A short story.

“Plink,” A Short Story”

A story of abandonment and loss. A broken family. An uncertain future.

When I published “Plink” on Amazon, I had to pick categories to describe it. Amazon decides whether a story is a “short read,” so I didn’t have to worry about that. But what other category would “Plink” fit in? Even though the story’s told from the Point of View (POV) of a blue, blue shirt, fantasy doesn’t really fit. No swords, no sorcerers, no dragons. No fairies, so it’s not a fairy tale. Like “Plink,” surreal fiction takes place in the “real” and “sane” world. (The latter is a debatable description for our world) but the story is shocking, psychedelic, twisted, even macabre. That’s not my story at all.

I finally settled on Magic Realism. Fans of the genre may argue that “Plink” isn’t Magic Realism, either, but it’s the closest fit. Magic Realism according to Wikipedia “paints a realistic view of the modern world while also adding magical elements.”

I love this sort of weird little story. I’ve read quite a few. They’re fun to read and fun to write. I hope you’ll enjoy “Plink.”

99 cents.

“Sculptor’s Block,” A Short Story


         The block of red granite loomed in his mind the way it loomed in his studio. It even showed up in his dreams. He admired the thing, which glittered subtly with inclusions of quartz and mica. It frightened him a little, too. No doubt he should have chosen a smaller chunk of stone for his first project in granite. It was an unforgiving material, dulling chisels, and even diamond-bladed saws. However, once he’d seen it, he was consumed with the lust to possess, with dreams of grandeur. He’d carve it into his magnum opus.

For days after the delivery, he’d spent hours with the stone, studying it, patting its rough surface. How would he transform it? The stone demanded a worthy subject. He thought of the sculptors who’d come before him: Praxiteles, Michelangelo, Rodin. And he started to sweat. He knew that he could never be the genius those men had been. He comforted himself with the thought that he didn’t have to be a genius; he didn’t even want to be a genius. He’d be content to be a damned good sculptor of his own time.

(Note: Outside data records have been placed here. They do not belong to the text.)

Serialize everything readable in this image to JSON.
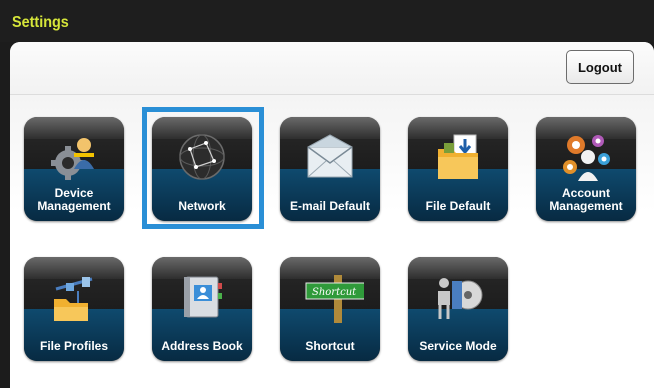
{
  "window": {
    "title": "Settings"
  },
  "header": {
    "logout_label": "Logout"
  },
  "tiles": [
    {
      "label": "Device Management",
      "icon": "device-management-icon"
    },
    {
      "label": "Network",
      "icon": "network-globe-icon",
      "selected": true
    },
    {
      "label": "E-mail Default",
      "icon": "email-envelope-icon"
    },
    {
      "label": "File Default",
      "icon": "file-folder-icon"
    },
    {
      "label": "Account Management",
      "icon": "account-management-icon"
    },
    {
      "label": "File Profiles",
      "icon": "file-profiles-icon"
    },
    {
      "label": "Address Book",
      "icon": "address-book-icon"
    },
    {
      "label": "Shortcut",
      "icon": "shortcut-sign-icon",
      "icon_text": "Shortcut"
    },
    {
      "label": "Service Mode",
      "icon": "service-mode-icon"
    }
  ],
  "colors": {
    "title": "#d6e63a",
    "selection": "#2a8fd6",
    "tile_bottom": "#0b3a58"
  }
}
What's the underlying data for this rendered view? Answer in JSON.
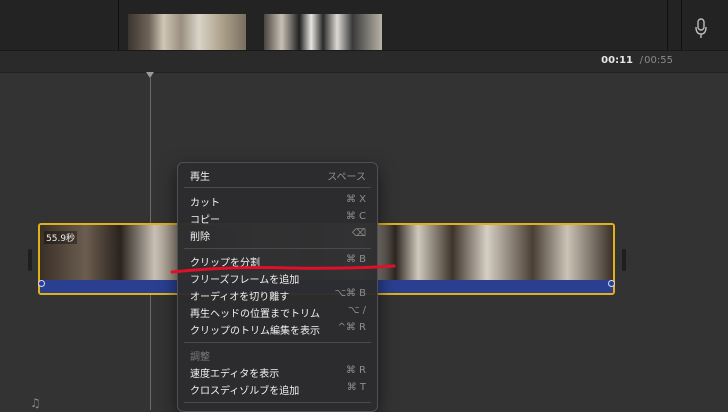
{
  "time_display": {
    "current": "00:11",
    "separator": "/",
    "total": "00:55"
  },
  "clip": {
    "duration_label": "55.9秒"
  },
  "context_menu": {
    "items": [
      {
        "label": "再生",
        "shortcut": "スペース"
      },
      {
        "label": "カット",
        "shortcut": "⌘ X"
      },
      {
        "label": "コピー",
        "shortcut": "⌘ C"
      },
      {
        "label": "削除",
        "shortcut": "⌫"
      },
      {
        "label": "クリップを分割",
        "shortcut": "⌘ B"
      },
      {
        "label": "フリーズフレームを追加",
        "shortcut": ""
      },
      {
        "label": "オーディオを切り離す",
        "shortcut": "⌥⌘ B"
      },
      {
        "label": "再生ヘッドの位置までトリム",
        "shortcut": "⌥ /"
      },
      {
        "label": "クリップのトリム編集を表示",
        "shortcut": "^⌘ R"
      },
      {
        "label": "調整",
        "shortcut": ""
      },
      {
        "label": "速度エディタを表示",
        "shortcut": "⌘ R"
      },
      {
        "label": "クロスディゾルブを追加",
        "shortcut": "⌘ T"
      }
    ]
  },
  "colors": {
    "clip_border": "#e0b21a",
    "annotation": "#e0102a",
    "audio_track": "#2a3f8f"
  },
  "icons": {
    "mic": "microphone-icon",
    "audio_lane": "music-note-icon"
  }
}
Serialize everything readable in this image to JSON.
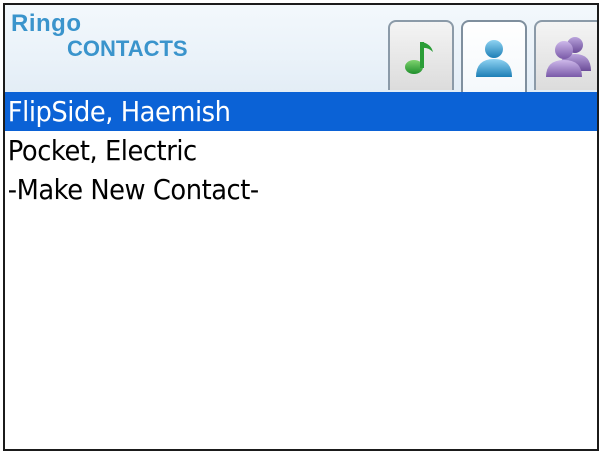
{
  "app": {
    "brand_top": "Ringo",
    "brand_bottom": "CONTACTS"
  },
  "tabs": [
    {
      "name": "music",
      "icon": "music-note-icon",
      "active": false
    },
    {
      "name": "contact",
      "icon": "person-icon",
      "active": true
    },
    {
      "name": "group",
      "icon": "people-group-icon",
      "active": false
    }
  ],
  "contacts": [
    {
      "label": "FlipSide, Haemish",
      "selected": true
    },
    {
      "label": "Pocket, Electric",
      "selected": false
    },
    {
      "label": "-Make New Contact-",
      "selected": false
    }
  ],
  "colors": {
    "brand": "#3a94cc",
    "selection": "#0b62d6",
    "music_icon": "#2ea83a",
    "contact_icon": "#3b9fd0",
    "group_icon": "#9b7fc0"
  }
}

Make a name for himself that his son could be proud of.

Michelangelo had seen an angel inside a block of marble and carved until he set it free. Much as the sculptor looked, he couldn’t see anything trapped in his block of granite. Zeus wasn’t there. Neither was Thor. Not even Sitting Bull.

Then on a divorced-dad Saturday, with his son at the zoo, they’d stood at the rail of the bear enclosure and both stared open-mouthed at a Kodiak. He’d found his subject. Carving it like that, sitting on its haunches, immense paws dangling on a vast furry belly, he could make it almost life-sized.

Back at the studio he sawed, hammered, ground. Splinters of granite flew like drops of sweat. He forgot to eat. He forgot to sleep. Only the stone mattered.

It wasn’t like working with marble, alabaster or soapstone. Somehow he couldn’t get the details right. The ears didn’t look right. The snout was all wrong. Worst of all was the fur. How could you make such a hard stone look like soft fur?

He sawed. He hammered. He ground. More dust and granite splinters flew. When at last he stepped back, he realized that the block of stone was no longer large enough to make a life-size adult bear. Well, all right, maybe he’d sculpt a half-grown cub. Cubs were cute. People liked cubs. A cub would probably sell better than an adult bear.

There was always something to change, something to improve. As the stone shrank, his ambition shrank with it. He chipped away. A wolf was a noble animal. He’d carve a wolf. No. A fox. No. A rabbit with droopy ears.

In the end, all his labors brought forth was a mouse. By no means perfect. Of course not. But, Japanese netsuke artists notwithstanding, he’d be damned if he’d carve a bug.